Bible translations have a history of controversy. In the English speaking world, there would still be a large body of Christians that would view the King James Version as the only reliable, and in fact infallible, Bible translation.
There would be other prominent (and more mainstream) evangelical preachers who would flat out refuse to preach from the NIV. And increasingly, as more and more new translations, dynamic translations, transliterations and paraphrases fill bookshop shelves and Amazon listings, endorsements and denouncements resound ever more loudly from pulpits and blogs (sometimes with justification).
While Christians arguing online is never a pretty sight, the temperature of these discussions is totally understandable. We are, after all, talking about the word of God here. For Bible believing Christians, this book (or more accurately, collection of books) represents God’s most reliable and direct objective means of communication to us, his creatures, that we have available today. I think that it’s therefore quite encouraging that people actually take this book seriously enough to care whether our translations are up to scratch or being skewed by personal bias.
At Churchcentral, we’ve decided, for the first time, to dip our toes ever so slightly into these discussions. As leaders of the church, we do have concerns over some ‘translations’, but the main driving force behind this post is much simpler.

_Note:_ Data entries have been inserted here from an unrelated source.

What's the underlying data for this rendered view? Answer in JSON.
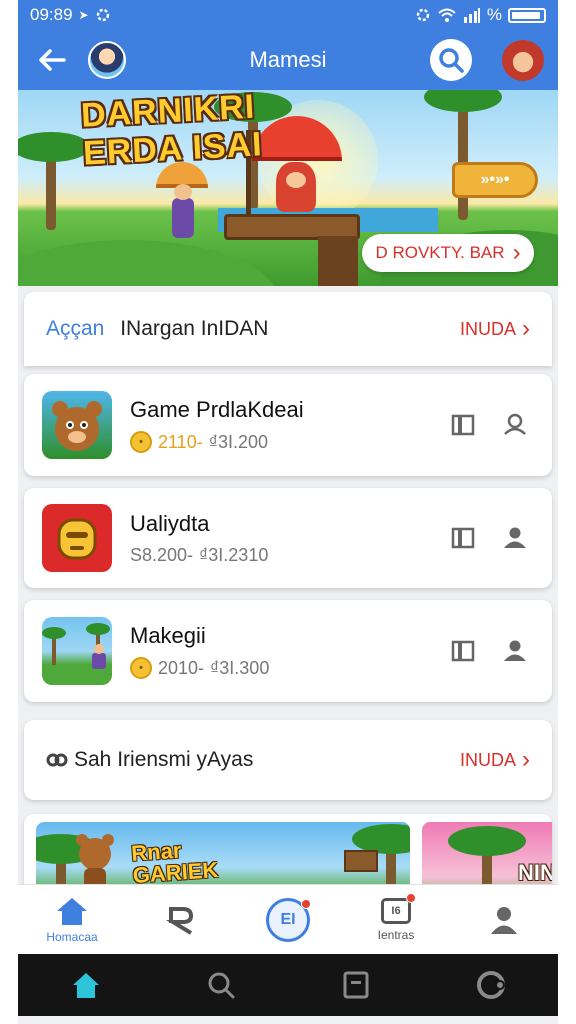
{
  "status_bar": {
    "time": "09:89",
    "signal_text": "%"
  },
  "app_bar": {
    "title": "Mamesi"
  },
  "banner": {
    "logo_text_line1": "DARNIKRI",
    "logo_text_line2": "ERDA ISAI",
    "sign_text": "»•»•",
    "cta_label": "D ROVKTY. BAR"
  },
  "featured_section": {
    "accent_label": "Aççan",
    "title": "INargan InIDAN",
    "more_label": "INUDA"
  },
  "apps": [
    {
      "name": "Game PrdlaKdeai",
      "price_primary": "2110-",
      "price_secondary": "₫3I.200",
      "icon": "bear-game-icon",
      "coin_symbol": "•"
    },
    {
      "name": "Ualiydta",
      "price_primary": "S8.200-",
      "price_secondary": "₫3I.2310",
      "icon": "red-robot-icon"
    },
    {
      "name": "Makegii",
      "price_primary": "2010-",
      "price_secondary": "₫3I.300",
      "icon": "jungle-scene-icon",
      "coin_symbol": "•"
    }
  ],
  "second_section": {
    "title": "Sah Iriensmi yAyas",
    "more_label": "INUDA"
  },
  "promos": {
    "promo1_text_line1": "Rnar",
    "promo1_text_line2": "GARIEK",
    "promo2_text": "NIN"
  },
  "bottom_nav": [
    {
      "label": "Homacaa",
      "icon": "home-icon"
    },
    {
      "label": "",
      "icon": "rank-icon"
    },
    {
      "label": "",
      "icon": "badge-shield-icon",
      "inner_text": "EI"
    },
    {
      "label": "Ientras",
      "icon": "ticket-icon",
      "inner_text": "I6"
    },
    {
      "label": "",
      "icon": "person-icon"
    }
  ],
  "colors": {
    "primary": "#3f7fe0",
    "accent_red": "#d6302a",
    "coin_gold": "#f3c232",
    "system_bar": "#141414",
    "home_active": "#2bc4d9"
  }
}
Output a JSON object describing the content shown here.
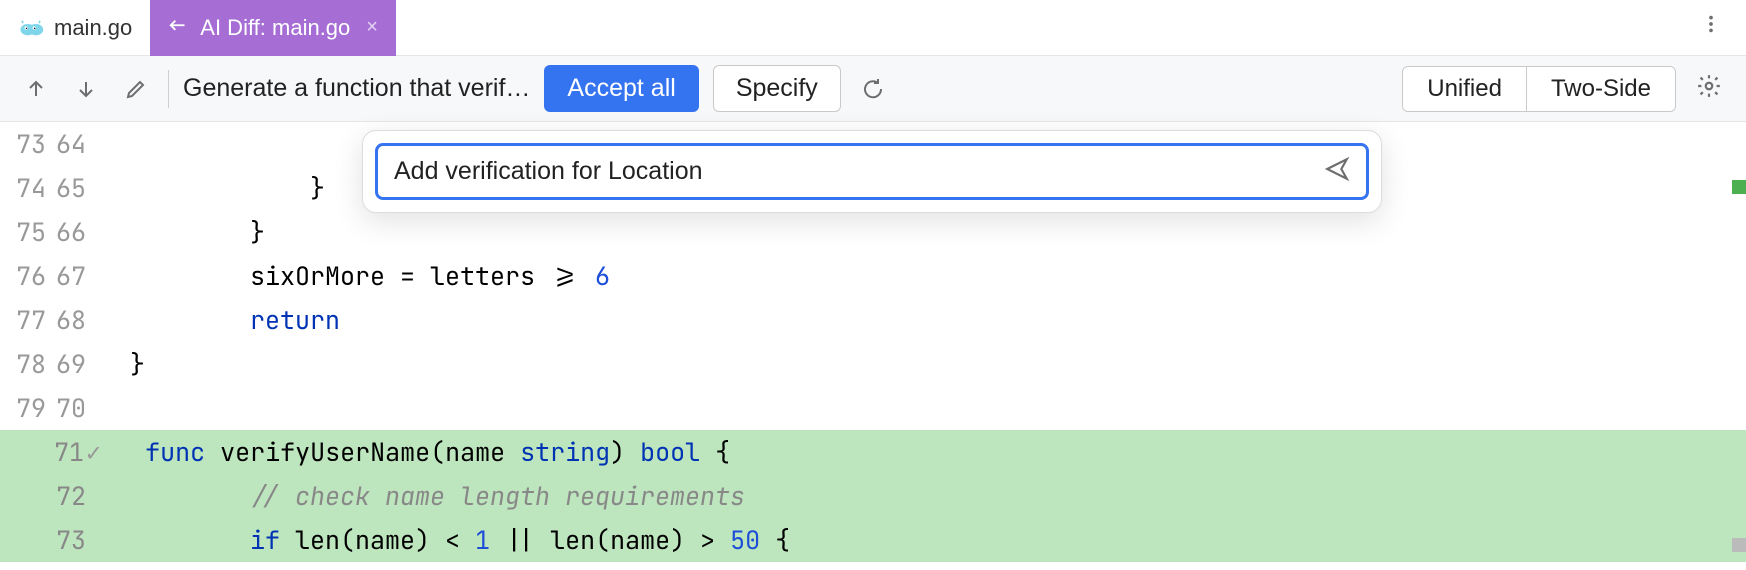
{
  "tabs": {
    "items": [
      {
        "label": "main.go",
        "active": false
      },
      {
        "label": "AI Diff: main.go",
        "active": true
      }
    ]
  },
  "toolbar": {
    "prompt_text": "Generate a function that verif…",
    "accept_label": "Accept all",
    "specify_label": "Specify",
    "view_unified": "Unified",
    "view_twoside": "Two-Side"
  },
  "ai_input": {
    "value": "Add verification for Location"
  },
  "code": {
    "lines": [
      {
        "left": "73",
        "right": "64",
        "added": false,
        "indent": "                ",
        "tokens": [
          {
            "t": "}",
            "c": ""
          }
        ]
      },
      {
        "left": "74",
        "right": "65",
        "added": false,
        "indent": "            ",
        "tokens": [
          {
            "t": "}",
            "c": ""
          }
        ]
      },
      {
        "left": "75",
        "right": "66",
        "added": false,
        "indent": "        ",
        "tokens": [
          {
            "t": "}",
            "c": ""
          }
        ]
      },
      {
        "left": "76",
        "right": "67",
        "added": false,
        "indent": "        ",
        "tokens": [
          {
            "t": "sixOrMore = letters >= ",
            "c": ""
          },
          {
            "t": "6",
            "c": "num"
          }
        ]
      },
      {
        "left": "77",
        "right": "68",
        "added": false,
        "indent": "        ",
        "tokens": [
          {
            "t": "return",
            "c": "kw"
          }
        ]
      },
      {
        "left": "78",
        "right": "69",
        "added": false,
        "indent": "",
        "tokens": [
          {
            "t": "}",
            "c": ""
          }
        ]
      },
      {
        "left": "79",
        "right": "70",
        "added": false,
        "indent": "",
        "tokens": []
      },
      {
        "left": "",
        "right": "71",
        "check": true,
        "added": true,
        "indent": "",
        "tokens": [
          {
            "t": "func",
            "c": "kw"
          },
          {
            "t": " verifyUserName(name ",
            "c": ""
          },
          {
            "t": "string",
            "c": "kw"
          },
          {
            "t": ") ",
            "c": ""
          },
          {
            "t": "bool",
            "c": "kw"
          },
          {
            "t": " {",
            "c": ""
          }
        ]
      },
      {
        "left": "",
        "right": "72",
        "added": true,
        "indent": "        ",
        "tokens": [
          {
            "t": "// check name length requirements",
            "c": "comment"
          }
        ]
      },
      {
        "left": "",
        "right": "73",
        "added": true,
        "indent": "        ",
        "tokens": [
          {
            "t": "if",
            "c": "kw"
          },
          {
            "t": " len(name) < ",
            "c": ""
          },
          {
            "t": "1",
            "c": "num"
          },
          {
            "t": " || len(name) > ",
            "c": ""
          },
          {
            "t": "50",
            "c": "num"
          },
          {
            "t": " {",
            "c": ""
          }
        ]
      }
    ]
  }
}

We just want to make things easier for people attending our meetings.
As you’ll know, if you’ve been along to any of our sites on a Sunday morning that, as we preach from a Bible passage, we try to help you follow along by projecting that passage on to a screen. However, there has, up to this point, been no consistency as to which translation of the Bible is being used. Until now…
Brace yourselves, people, because we’re not going for the NIV! I know that will be a blow to some, as it’s the version of the Bible that many of us have grown up with and even memorised. If it’s any consolation, that version of the NIV (the 1984 edition is the one I have the strongest emotional connection to) has now been almost completely phased out online and replaced with a variety of new UK English, American English and easy to read versions.
We’ve also not gone for the ESV. This is a more literal translation, and we like it a lot. However, although it is easier to read than other literal translations like the KJV or NASB, it is still quite fond of sentences that last half a page and odd sentence structures (as those who joined our memorising Colossians project found out last year!)
The Bible version we’re going to use each week in our preaching is the NLT- the New Living Translation. This is the sequel to the Living Translation, and while the original LT was a bit lightweight and, in my opinion, fluffy, the updated version is a vast improvement. Now, just to be upfront about this, this translation is not without its critics and we’re not claiming that this is the inerrant translation of God’s word or even that it’s the most accurate translation. However, as for striking a balance between readability (especially for people who are totally new to church and the Bible) and accuracy, we’ve decided to go with this one.
Let me be clear, it’s not that the people preaching will only use this version in their preparation. As a general rule, we would thoroughly recommend everyone who studies the Bible seriously to use multiple translations as no translation will ever fully capture the original message and we would certainly do this as we present God’s word to you on a Sunday morning.
There may also be times when we have to refer to a more accurate translation of a particular phrase in a sermon if the readability of the NLT has obscured the true meaning of the text (which it does on occasion). However, this would happen whichever version we use.
Now, I am aware that for some of you, this may still raise questions. I mean, this seems like a pretty major shift, you may say. If Babylon Bee (the satirical Christian site) doesn’t like it, maybe we shouldn’t either.
Well, I would understand these sort of concerns. This is the word of God after all. However, if it helps to calm fears of an imminent drift into apostasy and liberalism, it may be worth pointing out that Jonathan has been preaching from the NLT for the past 5 years! Hopefully, bringing things in line across the preaching team will stop confusion and also help the guests we bring to our services to engage more meaningfully with God’s powerful word.
If you’d like to buy a copy of the NLT, Amazon has a variety of versions available (all the same translation though), from as cheap as £4.51. (On Prime too! Bargain!) There are also several NLT Bible apps, ranging from free simple versions to more price-y study Bibles (£19.99-£39.99). We’d love to hear from anyone who has tried any of these, as to which to particularly recommend.